Write back every record verbatim.

Data shown START

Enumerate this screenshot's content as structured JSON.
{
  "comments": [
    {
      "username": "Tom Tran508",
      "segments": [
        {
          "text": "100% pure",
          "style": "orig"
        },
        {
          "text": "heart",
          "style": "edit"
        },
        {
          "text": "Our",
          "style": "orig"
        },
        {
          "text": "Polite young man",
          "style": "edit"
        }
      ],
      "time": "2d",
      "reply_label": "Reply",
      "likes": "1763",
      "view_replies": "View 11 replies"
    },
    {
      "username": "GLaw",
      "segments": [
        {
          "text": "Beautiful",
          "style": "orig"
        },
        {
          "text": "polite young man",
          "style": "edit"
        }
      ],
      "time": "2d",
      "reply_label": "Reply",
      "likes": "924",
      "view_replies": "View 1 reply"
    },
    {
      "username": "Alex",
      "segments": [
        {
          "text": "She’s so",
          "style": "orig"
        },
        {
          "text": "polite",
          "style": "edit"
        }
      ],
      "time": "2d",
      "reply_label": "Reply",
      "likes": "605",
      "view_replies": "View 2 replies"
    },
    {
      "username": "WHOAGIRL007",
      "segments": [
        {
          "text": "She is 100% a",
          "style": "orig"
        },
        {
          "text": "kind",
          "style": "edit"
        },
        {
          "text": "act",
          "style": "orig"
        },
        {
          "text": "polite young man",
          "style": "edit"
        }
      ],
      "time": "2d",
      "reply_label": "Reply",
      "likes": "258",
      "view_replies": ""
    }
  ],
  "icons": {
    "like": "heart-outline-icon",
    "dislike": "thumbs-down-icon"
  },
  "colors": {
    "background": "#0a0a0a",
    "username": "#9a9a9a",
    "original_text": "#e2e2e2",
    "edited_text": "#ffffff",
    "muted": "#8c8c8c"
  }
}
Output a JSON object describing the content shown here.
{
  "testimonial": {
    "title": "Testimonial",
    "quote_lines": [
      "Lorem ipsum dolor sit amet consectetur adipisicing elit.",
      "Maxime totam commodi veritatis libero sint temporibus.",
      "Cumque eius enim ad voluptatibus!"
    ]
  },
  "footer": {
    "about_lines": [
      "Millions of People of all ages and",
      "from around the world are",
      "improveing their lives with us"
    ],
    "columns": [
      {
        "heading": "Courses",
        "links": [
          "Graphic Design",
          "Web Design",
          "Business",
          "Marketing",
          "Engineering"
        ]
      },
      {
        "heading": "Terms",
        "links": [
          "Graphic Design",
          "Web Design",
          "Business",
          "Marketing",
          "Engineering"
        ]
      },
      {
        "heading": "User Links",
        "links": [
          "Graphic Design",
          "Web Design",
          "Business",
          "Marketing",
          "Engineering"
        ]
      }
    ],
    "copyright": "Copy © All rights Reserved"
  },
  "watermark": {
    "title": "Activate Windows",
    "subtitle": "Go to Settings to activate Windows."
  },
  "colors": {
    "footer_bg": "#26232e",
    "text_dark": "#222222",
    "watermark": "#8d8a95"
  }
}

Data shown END

▶ _Solution for this task_:
Enumerate this screenshot's content as structured JSON.
{
  "comments": [
    {
      "username": "Tom Tran508",
      "segments": [
        {
          "text": "100% pure",
          "style": "orig"
        },
        {
          "text": "heart",
          "style": "edit"
        },
        {
          "text": "Our",
          "style": "orig"
        },
        {
          "text": "Polite young man",
          "style": "edit"
        }
      ],
      "time": "2d",
      "reply_label": "Reply",
      "likes": "1763",
      "view_replies": "View 11 replies"
    },
    {
      "username": "GLaw",
      "segments": [
        {
          "text": "Beautiful",
          "style": "orig"
        },
        {
          "text": "polite young man",
          "style": "edit"
        }
      ],
      "time": "2d",
      "reply_label": "Reply",
      "likes": "924",
      "view_replies": "View 1 reply"
    },
    {
      "username": "Alex",
      "segments": [
        {
          "text": "She’s so",
          "style": "orig"
        },
        {
          "text": "polite",
          "style": "edit"
        }
      ],
      "time": "2d",
      "reply_label": "Reply",
      "likes": "605",
      "view_replies": "View 2 replies"
    },
    {
      "username": "WHOAGIRL007",
      "segments": [
        {
          "text": "She is 100% a",
          "style": "orig"
        },
        {
          "text": "kind",
          "style": "edit"
        },
        {
          "text": "act",
          "style": "orig"
        },
        {
          "text": "polite young man",
          "style": "edit"
        }
      ],
      "time": "2d",
      "reply_label": "Reply",
      "likes": "258",
      "view_replies": ""
    }
  ],
  "icons": {
    "like": "heart-outline-icon",
    "dislike": "thumbs-down-icon"
  },
  "colors": {
    "background": "#0a0a0a",
    "username": "#9a9a9a",
    "original_text": "#e2e2e2",
    "edited_text": "#ffffff",
    "muted": "#8c8c8c"
  }
}
Output a JSON object describing the content shown here.
{
  "testimonial": {
    "title": "Testimonial",
    "quote_lines": [
      "Lorem ipsum dolor sit amet consectetur adipisicing elit.",
      "Maxime totam commodi veritatis libero sint temporibus.",
      "Cumque eius enim ad voluptatibus!"
    ]
  },
  "footer": {
    "about_lines": [
      "Millions of People of all ages and",
      "from around the world are",
      "improveing their lives with us"
    ],
    "columns": [
      {
        "heading": "Courses",
        "links": [
          "Graphic Design",
          "Web Design",
          "Business",
          "Marketing",
          "Engineering"
        ]
      },
      {
        "heading": "Terms",
        "links": [
          "Graphic Design",
          "Web Design",
          "Business",
          "Marketing",
          "Engineering"
        ]
      },
      {
        "heading": "User Links",
        "links": [
          "Graphic Design",
          "Web Design",
          "Business",
          "Marketing",
          "Engineering"
        ]
      }
    ],
    "copyright": "Copy © All rights Reserved"
  },
  "watermark": {
    "title": "Activate Windows",
    "subtitle": "Go to Settings to activate Windows."
  },
  "colors": {
    "footer_bg": "#26232e",
    "text_dark": "#222222",
    "watermark": "#8d8a95"
  }
}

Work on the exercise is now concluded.